Know the signs of heat illness
Portions of our service area often reach dangerously high temperatures, and because hurricane season lands in the height of summertime – it gets hot. If you’re without power, stay cool and drink plenty of fluids to prevent heat-related illness.
The best way to avoid a heat-related illness is to limit your time outdoors on hot days. According to the Centers for Disease Control and Prevention:
- Drink fluids, even if you don't feel thirsty
- Wear loose, lightweight clothing and a hat
- Replace salt lost from sweating by drinking fruit juice or sports drinks
- Avoid spending time outdoors during the hottest part of the day, from 11 a.m. to 3 p.m.
- Wear sunscreen; sunburn affects the body's ability to cool itself
- Air conditioning is the best way to cool off; if using a generator, do so safely
Keep an eye out for others
When working in the heat, monitor the condition of those around you. Heat-induced illness can cause a person to become confused or lose consciousness. If you are 65 years of age or older, have a friend or relative call to check on you twice a day during a heat wave. If you know someone in this age group, check on them at least twice a day.
Know the signs
The CDC identifies signs and symptoms of heat-related illnesses and how to treat them, including:
- Heat stroke: This is a medical emergency. If you suspect that you are experiencing heat stroke, call 911 immediately. Body temperature may be 103 degrees or higher; skin is hot, red, dry or damp; pulse is fast and strong; you may experience a headache, dizziness, nausea, confusion or a loss of consciousness.

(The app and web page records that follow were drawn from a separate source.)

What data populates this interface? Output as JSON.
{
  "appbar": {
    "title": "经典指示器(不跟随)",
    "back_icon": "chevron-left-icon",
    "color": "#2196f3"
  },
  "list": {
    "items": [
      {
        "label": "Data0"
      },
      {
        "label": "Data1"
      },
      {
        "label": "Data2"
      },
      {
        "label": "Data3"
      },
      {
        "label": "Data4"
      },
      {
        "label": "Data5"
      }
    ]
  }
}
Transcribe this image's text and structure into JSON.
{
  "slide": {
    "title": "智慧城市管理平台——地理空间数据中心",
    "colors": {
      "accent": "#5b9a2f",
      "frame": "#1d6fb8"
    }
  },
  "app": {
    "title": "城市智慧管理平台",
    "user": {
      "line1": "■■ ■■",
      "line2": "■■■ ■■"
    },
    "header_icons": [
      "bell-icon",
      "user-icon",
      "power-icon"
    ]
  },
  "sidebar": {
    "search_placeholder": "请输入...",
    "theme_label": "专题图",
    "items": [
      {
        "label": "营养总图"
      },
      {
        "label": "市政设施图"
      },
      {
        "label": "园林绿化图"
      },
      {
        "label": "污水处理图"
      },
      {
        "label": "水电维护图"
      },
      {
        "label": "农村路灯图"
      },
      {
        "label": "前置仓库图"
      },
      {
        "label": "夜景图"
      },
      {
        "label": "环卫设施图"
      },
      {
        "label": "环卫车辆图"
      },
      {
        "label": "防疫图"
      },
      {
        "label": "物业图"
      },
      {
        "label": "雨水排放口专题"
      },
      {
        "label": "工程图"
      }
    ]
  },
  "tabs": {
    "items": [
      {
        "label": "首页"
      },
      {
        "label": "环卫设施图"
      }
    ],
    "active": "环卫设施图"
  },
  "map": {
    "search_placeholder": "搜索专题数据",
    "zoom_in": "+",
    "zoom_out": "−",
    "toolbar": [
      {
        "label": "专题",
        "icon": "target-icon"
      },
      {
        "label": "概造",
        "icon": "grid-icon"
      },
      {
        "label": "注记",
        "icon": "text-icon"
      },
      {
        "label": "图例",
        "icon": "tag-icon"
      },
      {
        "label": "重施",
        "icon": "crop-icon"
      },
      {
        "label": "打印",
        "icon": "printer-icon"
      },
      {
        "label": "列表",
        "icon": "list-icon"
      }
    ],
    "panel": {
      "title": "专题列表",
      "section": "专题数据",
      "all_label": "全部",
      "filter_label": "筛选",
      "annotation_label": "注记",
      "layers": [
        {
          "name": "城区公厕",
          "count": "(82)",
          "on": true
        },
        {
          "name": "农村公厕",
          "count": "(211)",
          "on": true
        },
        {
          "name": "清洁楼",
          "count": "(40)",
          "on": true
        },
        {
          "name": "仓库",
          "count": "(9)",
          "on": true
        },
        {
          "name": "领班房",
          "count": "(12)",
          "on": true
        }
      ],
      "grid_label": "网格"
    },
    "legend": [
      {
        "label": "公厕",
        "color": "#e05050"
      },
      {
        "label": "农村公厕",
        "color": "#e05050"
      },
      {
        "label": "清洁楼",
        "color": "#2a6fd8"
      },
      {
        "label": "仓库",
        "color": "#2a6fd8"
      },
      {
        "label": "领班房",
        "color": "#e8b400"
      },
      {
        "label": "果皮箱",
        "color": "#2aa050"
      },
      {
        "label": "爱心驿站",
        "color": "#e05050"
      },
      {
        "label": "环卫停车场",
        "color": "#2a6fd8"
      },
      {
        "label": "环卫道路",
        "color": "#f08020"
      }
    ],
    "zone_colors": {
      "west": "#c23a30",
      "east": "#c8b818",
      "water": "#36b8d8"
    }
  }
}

- Heat exhaustion: You may experience heavy sweating, muscle cramps or similar symptoms to a heat stroke. Seek medical attention right away if you’re throwing up or your symptoms worsen.
- Heat cramps: Could experience heavy sweating and muscle pain or spasms. Seek medical attention right away if your cramps last longer than one hour.
- Sunburn: Painful, red, warm or blistered skin. Stay out of the sun, and care for your skin.
- Heat rash: Red patches of blisters on the skin. Try to stay in a cool, dry place. And take care of the rash.
Call 1-800-9OUTAGE (1-800-968-8243) to report downed power lines